John Holland (inventor of genetic algorithms, and artificial-life pioneer; professor of computer science and psychology at the U. of Michigan)
Frank Drake (distinguished radio-astronomer and head of the SETI Institute -- Search for Extraterrestrial Intelligence)
John Koza (inventor of genetic programming, a rapidly expanding branch of artificial intelligence)
Symposium organizer and panel moderator:
Douglas Hofstadter (professor of cognitive science at Indiana; author of "Gödel, Escher, Bach", "Fluid Concepts and Creative Analogies", etc.)
In 1999, two distinguished computer scientists, Ray Kurzweil and Hans Moravec, came out independently with serious books that proclaimed that in the coming century, our own computational technology, marching to the exponential drum of Moore's Law and more general laws of bootstrapping, leapfrogging, positive-feedback progress, will outstrip us intellectually and spiritually, becoming not only deeply creative but deeply emotive, thus usurping from us humans our self-appointed position as "the highest product of evolution".
These two books (and several others that appeared at about the same time) are not the works of crackpots; they have been reviewed at the highest levels of the nation's press, and often very favorably. But the scenarios they paint are surrealistic, science-fiction-like, and often shocking.

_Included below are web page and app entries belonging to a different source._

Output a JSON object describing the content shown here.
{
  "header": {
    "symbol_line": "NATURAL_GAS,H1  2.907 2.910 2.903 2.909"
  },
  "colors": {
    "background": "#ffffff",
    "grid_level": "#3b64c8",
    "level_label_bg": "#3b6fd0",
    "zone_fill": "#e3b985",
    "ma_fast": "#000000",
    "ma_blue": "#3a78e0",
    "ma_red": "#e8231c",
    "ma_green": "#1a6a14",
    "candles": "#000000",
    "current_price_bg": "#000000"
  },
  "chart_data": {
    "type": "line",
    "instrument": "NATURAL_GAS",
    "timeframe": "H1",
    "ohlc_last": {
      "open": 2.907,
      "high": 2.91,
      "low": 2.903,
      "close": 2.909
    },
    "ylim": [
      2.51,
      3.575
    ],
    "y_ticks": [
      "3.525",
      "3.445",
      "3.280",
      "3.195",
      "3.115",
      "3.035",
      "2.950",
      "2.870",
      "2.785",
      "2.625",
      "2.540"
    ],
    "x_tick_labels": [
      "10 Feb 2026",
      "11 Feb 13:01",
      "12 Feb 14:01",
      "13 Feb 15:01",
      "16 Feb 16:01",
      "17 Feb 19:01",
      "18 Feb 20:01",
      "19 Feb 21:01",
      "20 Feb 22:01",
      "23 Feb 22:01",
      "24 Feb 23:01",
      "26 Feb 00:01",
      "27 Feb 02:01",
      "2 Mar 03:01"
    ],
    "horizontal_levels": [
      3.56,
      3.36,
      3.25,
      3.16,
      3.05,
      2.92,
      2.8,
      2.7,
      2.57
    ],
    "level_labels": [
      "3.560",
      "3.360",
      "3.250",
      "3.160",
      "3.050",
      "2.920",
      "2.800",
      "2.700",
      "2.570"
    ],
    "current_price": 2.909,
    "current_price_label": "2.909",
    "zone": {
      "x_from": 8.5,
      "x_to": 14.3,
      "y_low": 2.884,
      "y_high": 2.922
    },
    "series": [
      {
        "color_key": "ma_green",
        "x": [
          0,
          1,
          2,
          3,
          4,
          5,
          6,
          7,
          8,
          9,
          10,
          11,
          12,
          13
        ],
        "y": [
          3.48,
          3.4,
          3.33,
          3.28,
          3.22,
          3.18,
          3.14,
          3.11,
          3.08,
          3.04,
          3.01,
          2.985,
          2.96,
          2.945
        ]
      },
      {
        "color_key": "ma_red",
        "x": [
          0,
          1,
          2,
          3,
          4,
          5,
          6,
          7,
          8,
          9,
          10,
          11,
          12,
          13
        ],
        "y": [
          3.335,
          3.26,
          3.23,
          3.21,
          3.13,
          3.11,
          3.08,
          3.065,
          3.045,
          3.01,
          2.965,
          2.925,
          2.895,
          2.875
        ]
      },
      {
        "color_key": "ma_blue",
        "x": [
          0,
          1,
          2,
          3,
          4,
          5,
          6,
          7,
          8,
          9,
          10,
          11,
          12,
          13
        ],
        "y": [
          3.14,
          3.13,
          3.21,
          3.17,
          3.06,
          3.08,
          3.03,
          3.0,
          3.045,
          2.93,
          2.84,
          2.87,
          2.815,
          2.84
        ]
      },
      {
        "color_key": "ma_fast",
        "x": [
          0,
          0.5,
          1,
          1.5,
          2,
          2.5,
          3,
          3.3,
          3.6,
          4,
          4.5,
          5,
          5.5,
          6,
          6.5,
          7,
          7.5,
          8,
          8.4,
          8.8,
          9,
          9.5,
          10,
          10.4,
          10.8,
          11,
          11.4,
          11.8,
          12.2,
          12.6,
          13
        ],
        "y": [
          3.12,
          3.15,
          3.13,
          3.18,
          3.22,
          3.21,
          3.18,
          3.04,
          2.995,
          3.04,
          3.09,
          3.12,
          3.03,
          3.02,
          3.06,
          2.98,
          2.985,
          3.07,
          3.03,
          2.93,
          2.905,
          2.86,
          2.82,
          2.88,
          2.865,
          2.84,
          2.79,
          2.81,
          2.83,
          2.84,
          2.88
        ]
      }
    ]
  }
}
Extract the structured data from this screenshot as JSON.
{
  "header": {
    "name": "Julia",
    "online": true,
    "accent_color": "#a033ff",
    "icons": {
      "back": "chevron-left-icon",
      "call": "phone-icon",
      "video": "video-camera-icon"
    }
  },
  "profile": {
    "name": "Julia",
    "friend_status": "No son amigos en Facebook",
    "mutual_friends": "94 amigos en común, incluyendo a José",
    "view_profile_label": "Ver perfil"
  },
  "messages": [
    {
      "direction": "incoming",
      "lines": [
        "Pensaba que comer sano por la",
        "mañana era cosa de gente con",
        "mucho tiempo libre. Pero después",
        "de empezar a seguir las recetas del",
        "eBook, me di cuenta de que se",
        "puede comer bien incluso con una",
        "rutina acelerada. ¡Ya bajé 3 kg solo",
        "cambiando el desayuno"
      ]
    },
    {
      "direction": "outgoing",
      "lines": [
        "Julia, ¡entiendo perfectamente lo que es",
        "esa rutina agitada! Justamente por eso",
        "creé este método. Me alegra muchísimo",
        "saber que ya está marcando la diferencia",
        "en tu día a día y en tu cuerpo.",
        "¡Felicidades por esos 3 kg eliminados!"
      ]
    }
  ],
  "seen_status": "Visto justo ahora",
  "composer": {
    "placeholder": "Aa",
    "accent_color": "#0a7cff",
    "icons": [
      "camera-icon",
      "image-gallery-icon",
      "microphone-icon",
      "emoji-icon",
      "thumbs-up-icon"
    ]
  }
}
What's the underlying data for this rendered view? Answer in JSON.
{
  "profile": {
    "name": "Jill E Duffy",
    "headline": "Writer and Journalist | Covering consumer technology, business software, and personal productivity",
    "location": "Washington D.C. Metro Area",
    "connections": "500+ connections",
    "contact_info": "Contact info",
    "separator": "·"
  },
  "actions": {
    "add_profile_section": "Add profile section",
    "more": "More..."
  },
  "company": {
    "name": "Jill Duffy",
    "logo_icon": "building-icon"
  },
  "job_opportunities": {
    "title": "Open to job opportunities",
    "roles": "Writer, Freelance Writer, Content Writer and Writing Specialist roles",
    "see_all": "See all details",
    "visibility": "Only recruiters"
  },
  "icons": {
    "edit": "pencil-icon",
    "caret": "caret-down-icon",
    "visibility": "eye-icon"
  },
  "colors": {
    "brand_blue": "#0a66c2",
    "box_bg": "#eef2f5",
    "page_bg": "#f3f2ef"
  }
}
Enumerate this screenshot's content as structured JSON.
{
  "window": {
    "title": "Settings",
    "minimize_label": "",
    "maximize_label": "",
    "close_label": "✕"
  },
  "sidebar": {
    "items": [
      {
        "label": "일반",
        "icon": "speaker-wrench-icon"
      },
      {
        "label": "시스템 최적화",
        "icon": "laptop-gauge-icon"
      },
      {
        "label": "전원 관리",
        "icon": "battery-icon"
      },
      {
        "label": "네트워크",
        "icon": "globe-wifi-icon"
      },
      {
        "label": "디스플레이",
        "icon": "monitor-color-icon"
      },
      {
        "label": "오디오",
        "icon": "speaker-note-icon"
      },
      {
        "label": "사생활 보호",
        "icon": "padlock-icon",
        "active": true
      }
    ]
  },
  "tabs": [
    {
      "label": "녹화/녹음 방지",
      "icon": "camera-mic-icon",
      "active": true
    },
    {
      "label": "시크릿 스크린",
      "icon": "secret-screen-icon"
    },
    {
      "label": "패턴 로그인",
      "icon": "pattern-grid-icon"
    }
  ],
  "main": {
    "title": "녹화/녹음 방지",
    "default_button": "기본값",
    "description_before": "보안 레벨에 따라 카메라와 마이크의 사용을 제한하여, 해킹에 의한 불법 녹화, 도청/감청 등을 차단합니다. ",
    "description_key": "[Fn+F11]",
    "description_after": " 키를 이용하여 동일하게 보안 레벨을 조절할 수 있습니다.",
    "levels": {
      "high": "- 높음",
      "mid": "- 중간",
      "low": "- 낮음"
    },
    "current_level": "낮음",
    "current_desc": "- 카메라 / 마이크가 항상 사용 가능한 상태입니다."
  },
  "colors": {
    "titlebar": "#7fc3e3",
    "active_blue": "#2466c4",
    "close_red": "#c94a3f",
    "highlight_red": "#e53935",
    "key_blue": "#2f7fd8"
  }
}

According to Kurzweil and Moravec, today's human researchers, drawing on emerging research areas such as artificial life, artificial intelligence, nanotechnology, virtual reality, genetic algorithms, genetic programming, and optical, DNA, and quantum computing (as well as other areas that have not yet been dreamt of), are striving, perhaps unwittingly, to render themselves obsolete -- and in this strange endeavor, they are being aided and abetted by the very entities that would replace them (and you and me): superpowerful computers that are relentlessly becoming tinier and tinier and faster and faster, month after month after month.
Where will it all lead? Will we soon pass the spiritual baton to software minds that will swim in virtual realities of a thousand sorts that we cannot even begin to imagine? Will uploading and downloading of full minds onto the Web become a commonplace? Will thinking take place at silicon speeds, millions of times greater than carbon speeds? Will our children -- or perhaps our grandchildren -- be the last generation to experience "the human condition"? Will immortality take over from mortality? Will personalities blur and merge and interpenetrate as the need for biological bodies and brains recedes into the past? What is to come?
To treat these disorienting themes with the seriousness they deserve at the dawn of the new millennium, cognitive scientist Douglas Hofstadter has drawn together a blue-ribbon panel of experts in all the areas concerned, including the authors of the two books cited. On Saturday, April 1 (take the date as you will), three main speakers and five additional panelists will publicly discuss and debate what the computational and technological future holds for humanity. The forum will be held from 1 PM till 5:30 PM, and audience participation will be welcome in the final third of the program.
This event is brought to you with the gracious support of
Stanford's Symbolic Systems Program,
the Center for the Study of Language and Information,
the Computer Science and Philosophy Departments,
the Center for Computer-Assisted Research in the Humanities,
and the GSB Futurist Club.
-- Jim Morris (aka SuperLuminal) (prism@SpamKill.bevcomm.net), March 19, 2000